Felixkirk, Yorkshire Genealogy
Guide to Felixkirk, Yorkshire ancestry, family history, and genealogy: parish registers, transcripts, census records, birth records, marriage records, and death records.
|Poor Law Union||Thirsk|
|Parish registers: 1598|
|Bishop's Transcripts: 1598; Separate records exist for Felixkirk Holy Trinity beginning 1600|
|Probate Court||Exchequer and Prerogative Courts of the Archbishop of York|
|Location of Archive|
|Yorkshire Record Office|
FELIX-KIRK (St. Felix), a parish, in the union of Thirsk, wapentake of Birdforth, N. riding of York, 4 miles (N. E. by E.) from Thirsk; comprising the townships of Boltby, Felix-Kirk, Sutton-under-WhitestoneCliffe, and Thirlby; and containing 931 inhabitants, of whom 119 are in the township of Felix-Kirk. 
Felixkirk with Boltby is an Ancient Parish in the county of Yorkshire. Other places in the parish include: Boldby, Boltby, Felixkirk Holy Trinity, Whitestone Cote, Sutton under Whitstone Cliffe, Thirlby, and Sutton under Whitestone Cliffe.
In 1870-72, John Marius Wilson, Imperial Gazetteer of England and Wales described Felixkirk like this:
FELISKIRK, or Felixkirk, a township and a parish in Thirsk district, N. R. Yorkshire. The township lies under the Hambleton hills, 3¾ miles NE of Thirsk r. station. Acres, 1, 170. Real property, £1, 561. Pop., 111. Houses, 21. The parish contains also the townships of Thirlby, Boltby, and Sutton-under-Whitstone-Cliffe; and its post town is Thirsk. Acres, 8, 381. Real property, £10, 466. Pop., 878. Houses, 193. The property is divided among a few. Mount St. John here, now belonging to the Elsley family, was anciently the site of a preceptory of the Knights of St. John. The living is a vicarage in the diocese of York. Value, £450. Patron, the Archbishop of York. The church was almost entirely rebuilt in 1860; and was constructed on the model of the previous church, which had a Norman chancel and an early English nave. There are chapels for Independents and Wesleyans.
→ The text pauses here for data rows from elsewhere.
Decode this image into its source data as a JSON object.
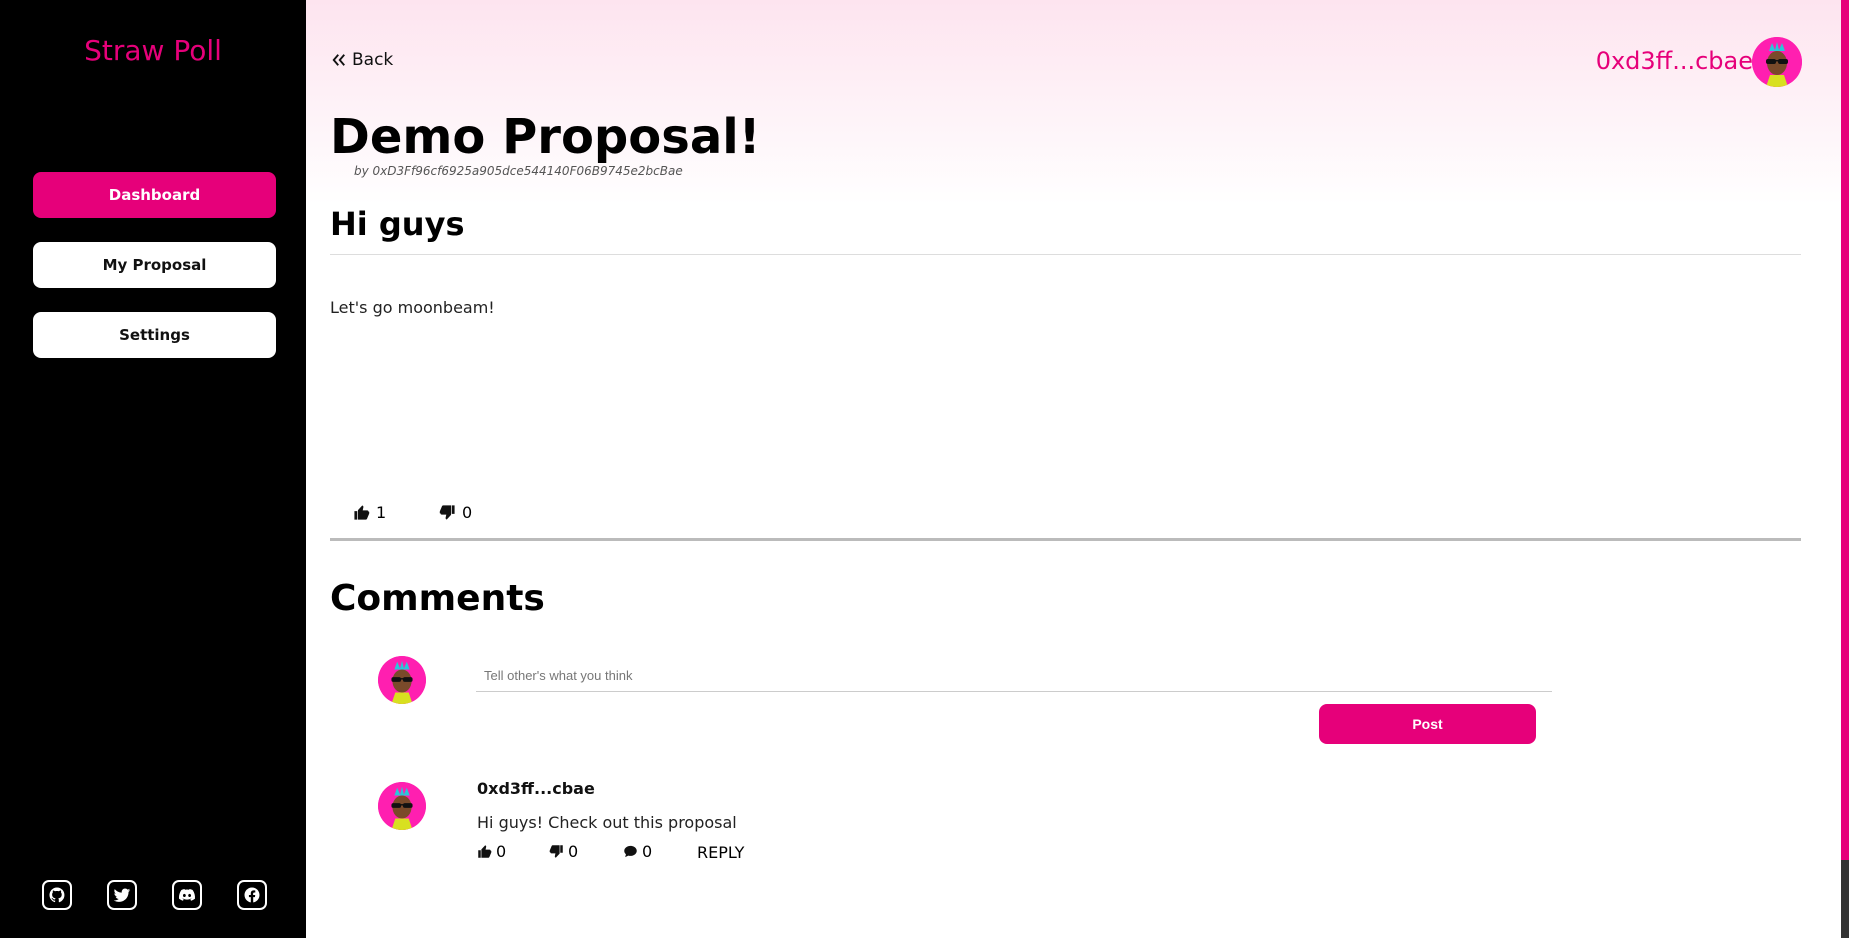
{
  "sidebar": {
    "brand": "Straw Poll",
    "nav": [
      {
        "label": "Dashboard",
        "active": true
      },
      {
        "label": "My Proposal",
        "active": false
      },
      {
        "label": "Settings",
        "active": false
      }
    ],
    "social_icons": [
      "github-icon",
      "twitter-icon",
      "discord-icon",
      "facebook-icon"
    ]
  },
  "header": {
    "back_label": "Back",
    "account": "0xd3ff...cbae"
  },
  "proposal": {
    "title": "Demo Proposal!",
    "author": "by 0xD3Ff96cf6925a905dce544140F06B9745e2bcBae",
    "subtitle": "Hi guys",
    "body": "Let's go moonbeam!",
    "upvotes": "1",
    "downvotes": "0"
  },
  "comments": {
    "title": "Comments",
    "input_placeholder": "Tell other's what you think",
    "input_value": "",
    "post_label": "Post",
    "items": [
      {
        "author": "0xd3ff...cbae",
        "text": "Hi guys! Check out this proposal",
        "likes": "0",
        "dislikes": "0",
        "replies": "0",
        "reply_label": "REPLY"
      }
    ]
  },
  "colors": {
    "accent": "#e6007a",
    "sidebar_bg": "#000000",
    "hero_gradient_top": "#fde4ef"
  }
}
Birth, marriages and deaths were kept by the government, from July 1837 to the present day. The civil registration article tells more about these records. There are several Internet sites with name lists or indexes. A popular site is FreeBMD.
Online data content from chapelry registers of Felixkirk exists at some of the following websites and for the specified ranges of years:
|IARC = Archive.org|
|FS = FamilySearch.org|
|ANC = ancestry.co.uk (£)|
|HATH = HathiTrust.org|
|JOIN = JoinerMarriageIndex.co.uk - (£)|
|FELIXKIRK PARISH (1718) Online Records|
For a full list of all those chapels surrounding Warrington-Padgate Christ Church and comprising the whole ancient parish of Felixkirk to which it was attached, be certain to see "Church Records" on the FELIXKIRK PARISH page.
Deposited regiseters at the North Yorkshire Record Office
1598, 1600-1602, 1604, 1605, 1613, 1617, 1632-1641, 1661-1663, 1666,1668, 1673, 1677-1686, 1688, 1689, 1692, 1694-1698, 1700-1709, 1711-1716, 1718-1791, 1793-1805, 1807-1809, 1811-1844, 1847-1850, 1856-1859, 1861- 1866
To find the names of the neighbouring parishes, use England Jurisdictions 1851. In this site, search for the name of the parish, click on the location "pin", click Options and click List contiguous parishes.
This ancient parish (AP) was created before 1813. Church of England records began in 1598.
Census records from 1841 to 1911 are available online. For access, see England Census Records and Indexes Online. Census records from 1841 to 1891 are also available on film through a Family History Center or at the Family History Library.
Poor Law Unions
Records of wills, administrations, inventories, indexes, etc. were filed by the court with jurisdiction over this parish. Go to Yorkshire Probate Records to find the name of the court having primary jurisdiction. Scroll down in the article to the section Court Jurisdictions by Parish.
Maps and Gazetteers
Maps are a visual look at the locations in England. Gazetteers contain brief summaries about a place.
| This section requires expansion with:
any additional relevant sites that aren't mentioned above.
- Samuel A. Lewis, A Topographical Dictionary of England (1848), pp. 225-228. Date Accessed: 11 November 2013